• **Activity**: Filter the records for "icon" and keep each line that has it.

/---

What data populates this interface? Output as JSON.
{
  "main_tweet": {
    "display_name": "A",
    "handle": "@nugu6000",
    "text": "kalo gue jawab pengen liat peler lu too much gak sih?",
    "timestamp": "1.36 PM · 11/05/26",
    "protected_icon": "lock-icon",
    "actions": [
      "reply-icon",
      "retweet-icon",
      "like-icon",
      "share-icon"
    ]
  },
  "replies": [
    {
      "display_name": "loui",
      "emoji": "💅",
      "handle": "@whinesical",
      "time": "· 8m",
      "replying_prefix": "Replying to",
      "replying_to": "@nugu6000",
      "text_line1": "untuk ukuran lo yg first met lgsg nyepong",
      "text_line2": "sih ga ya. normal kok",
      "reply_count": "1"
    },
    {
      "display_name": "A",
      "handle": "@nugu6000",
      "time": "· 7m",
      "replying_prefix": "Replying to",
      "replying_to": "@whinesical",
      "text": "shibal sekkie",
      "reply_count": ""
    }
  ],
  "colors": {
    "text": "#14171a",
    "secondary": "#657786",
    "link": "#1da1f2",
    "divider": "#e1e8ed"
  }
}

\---

• **Task result**:
    "protected_icon": "lock-icon",
      "reply-icon",
      "retweet-icon",
      "like-icon",
      "share-icon"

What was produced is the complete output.